This image illustrates for me, yet again, the potential of a photograph to help me see things as they once were. I knew from earlier reading that the first Georgia Viaduct (1915) began and terminated at different points than does the current (1972-installed and twinned) structure of the same name. I had no difficulty visualizing where the eastern end was – thanks to early photographs – but picturing just where the early Viaduct had its western end wasn’t, for me, easy to imagine. Partly, I think, because I hadn’t seen a clearly contextual photo of it with a current and contemporary major landmark in common . . . until today.
The western end of the 1915 Viaduct apparently began about half a block north of where it currently starts (Georgia at Beatty). The southern exposure of the Beatty Street Drill Hall faces the viewer and was close to the western end of the early structure. (Today, the Dunsmuir Viaduct – the westbound twin of the 1972 Georgia Viaduct – runs next to the northern end of the Drill Hall).
The image evidently was made as a promotional photo by Stuart Thomson for the national Department of Public Works shortly after the end of the Great War. The choice of background – the Drill Hall – was a potent and, generally, positive symbol of the role of the federal government in the recently won war (staggering casualties, notwithstanding). In the foreground were symbols of man’s vanquishment over natural impediments to ‘progress’, the 1915 Viaduct and, of course, the federal trucks.
So, as an image of its time, it seems to me to have been successful. And as a help to this amateur historian of a different time, it has proven to be, arguably, even more helpful.

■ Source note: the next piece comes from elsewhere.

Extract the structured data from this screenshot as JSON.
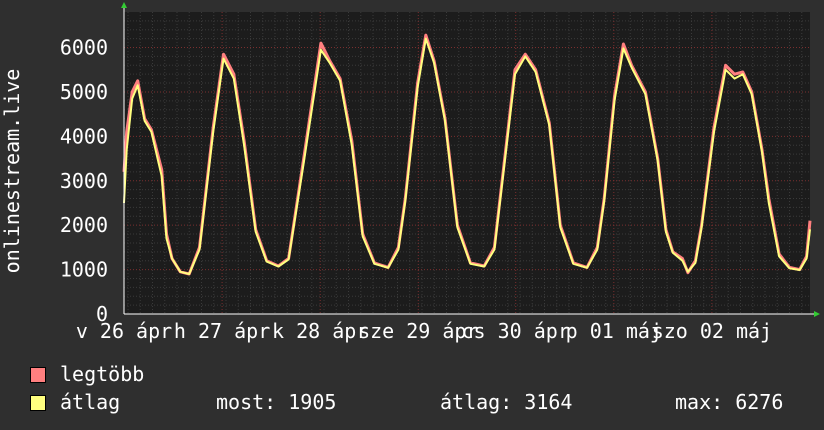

Thanks again, Stuart! (To see other VAIW posts with Thomson images, link here).